Monday, May 9


In another Friday release that mysteriously got swept under the news rug, the USDA has admitted that the "BSE Firewall" does not exist. "There is still a risk, though slight, of mad cow disease in the United States, and it is greatest in the three Northwestern states bordering Canada." Remember when the risk was so small it amounted to "no risk?" How'd we get to particular states with "greatest risk?" Well... "Investigators tracked the animals born in the same herd within a year of the [BSE-]infected cows or born to them, and of those, 29 were shipped to the United States. Investigators were unable to find 11 of those animals; 18 were slaughtered for their meat or killed for other reasons." Interesting that this is coming out now. Are we being softened up for another "discovery?"

UPDATE: Don't know if this answers the previous question, but it's certainly an interesting coincidence: 5/6: Feds probing claims of mad cow violations. Plenty of provovative tidbits, as usual, in this Steve Mitchell story. Some excerpts:

    Investigators with the U.S. Department of Agriculture's Inspector General's office are looking into allegations that cow brains and other risky materials that could carry mad cow disease might be entering the human food supply in violation of agency policy, United Press International has learned.

    Stanley Painter, chairman of the National Joint Council of Food Inspection Locals... said he had been informed other USDA meat inspectors were aware of cases where employees of meatpacking plants failed to ensure specified risk materials or SRMs -- such as brains and spinal cords -- from cows over 30 months old did not enter the nation's food supply.
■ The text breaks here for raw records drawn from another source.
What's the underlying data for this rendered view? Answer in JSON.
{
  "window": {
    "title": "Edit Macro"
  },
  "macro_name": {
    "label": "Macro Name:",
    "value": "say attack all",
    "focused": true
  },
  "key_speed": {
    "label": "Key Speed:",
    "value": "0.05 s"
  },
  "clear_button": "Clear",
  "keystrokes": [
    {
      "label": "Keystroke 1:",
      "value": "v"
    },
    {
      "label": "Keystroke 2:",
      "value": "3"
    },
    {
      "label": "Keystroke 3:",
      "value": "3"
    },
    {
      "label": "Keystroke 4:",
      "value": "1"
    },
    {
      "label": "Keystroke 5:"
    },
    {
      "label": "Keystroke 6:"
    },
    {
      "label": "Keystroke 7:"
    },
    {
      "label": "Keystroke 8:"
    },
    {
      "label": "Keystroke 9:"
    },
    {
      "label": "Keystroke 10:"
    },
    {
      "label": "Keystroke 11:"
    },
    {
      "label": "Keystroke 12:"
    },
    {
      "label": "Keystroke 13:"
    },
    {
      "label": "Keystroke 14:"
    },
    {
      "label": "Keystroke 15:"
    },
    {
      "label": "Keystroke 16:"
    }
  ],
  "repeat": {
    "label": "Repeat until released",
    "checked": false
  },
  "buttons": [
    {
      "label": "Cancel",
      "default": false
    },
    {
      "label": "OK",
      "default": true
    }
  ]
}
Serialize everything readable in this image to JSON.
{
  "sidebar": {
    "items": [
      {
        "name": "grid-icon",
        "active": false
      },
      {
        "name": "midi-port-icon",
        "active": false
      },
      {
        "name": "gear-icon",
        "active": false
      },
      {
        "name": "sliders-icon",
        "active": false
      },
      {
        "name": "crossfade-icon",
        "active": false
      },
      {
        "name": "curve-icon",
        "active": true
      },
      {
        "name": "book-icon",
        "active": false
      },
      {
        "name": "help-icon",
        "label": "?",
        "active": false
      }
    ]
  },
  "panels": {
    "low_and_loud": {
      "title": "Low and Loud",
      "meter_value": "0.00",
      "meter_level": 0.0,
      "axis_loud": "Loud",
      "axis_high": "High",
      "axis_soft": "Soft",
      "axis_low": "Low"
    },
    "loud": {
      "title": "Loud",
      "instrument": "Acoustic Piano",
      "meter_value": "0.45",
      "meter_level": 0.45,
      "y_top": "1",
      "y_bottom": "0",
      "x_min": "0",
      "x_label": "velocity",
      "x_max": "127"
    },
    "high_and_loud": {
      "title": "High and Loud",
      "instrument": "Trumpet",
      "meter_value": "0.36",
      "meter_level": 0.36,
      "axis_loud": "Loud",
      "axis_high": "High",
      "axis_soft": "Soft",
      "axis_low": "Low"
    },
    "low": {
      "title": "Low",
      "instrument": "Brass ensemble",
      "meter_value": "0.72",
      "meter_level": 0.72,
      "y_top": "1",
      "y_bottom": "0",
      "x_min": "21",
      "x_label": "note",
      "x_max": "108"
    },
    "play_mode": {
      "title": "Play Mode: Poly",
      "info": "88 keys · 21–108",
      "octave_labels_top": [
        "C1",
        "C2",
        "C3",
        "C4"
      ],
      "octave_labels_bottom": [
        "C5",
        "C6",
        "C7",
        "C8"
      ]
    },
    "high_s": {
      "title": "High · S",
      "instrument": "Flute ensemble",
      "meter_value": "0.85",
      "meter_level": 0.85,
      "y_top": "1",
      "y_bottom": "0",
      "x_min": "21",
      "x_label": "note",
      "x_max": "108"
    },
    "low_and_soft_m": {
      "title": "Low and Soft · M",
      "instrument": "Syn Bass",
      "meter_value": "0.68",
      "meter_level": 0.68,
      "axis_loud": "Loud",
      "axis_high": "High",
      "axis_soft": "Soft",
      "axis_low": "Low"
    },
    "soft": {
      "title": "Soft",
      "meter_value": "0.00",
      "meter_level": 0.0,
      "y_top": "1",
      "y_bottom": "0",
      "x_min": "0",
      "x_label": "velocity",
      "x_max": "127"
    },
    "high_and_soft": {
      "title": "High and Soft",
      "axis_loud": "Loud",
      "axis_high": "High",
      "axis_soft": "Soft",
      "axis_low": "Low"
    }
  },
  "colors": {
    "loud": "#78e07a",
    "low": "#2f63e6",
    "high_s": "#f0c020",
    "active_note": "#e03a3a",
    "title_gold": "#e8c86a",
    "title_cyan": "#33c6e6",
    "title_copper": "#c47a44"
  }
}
    Painter said OIG investigators told him in March they did not have the non-compliance reports and also were having difficulty obtaining them.

    OIG officials have informed Hinchey's [Rep. Maurice Hinchey, D-N.Y.] office they interviewed Painter and also are investigating how the USDA handled his complaints, the aide said, and added Hinchey plans to follow up on this matter.

    Painter said the agency officials asked him questions that suggested they did not understand USDA policies and implied he should have handled the reports of alleged violations by doing things that would have been a breach of official agency procedures.

    Painter said the violations continue to happen and noted he just recently learned of another one. "The potential is there for it to happen all across the country," he said. "It's not just in one location, it's not isolated, because the policy is the same nationwide."

No comments: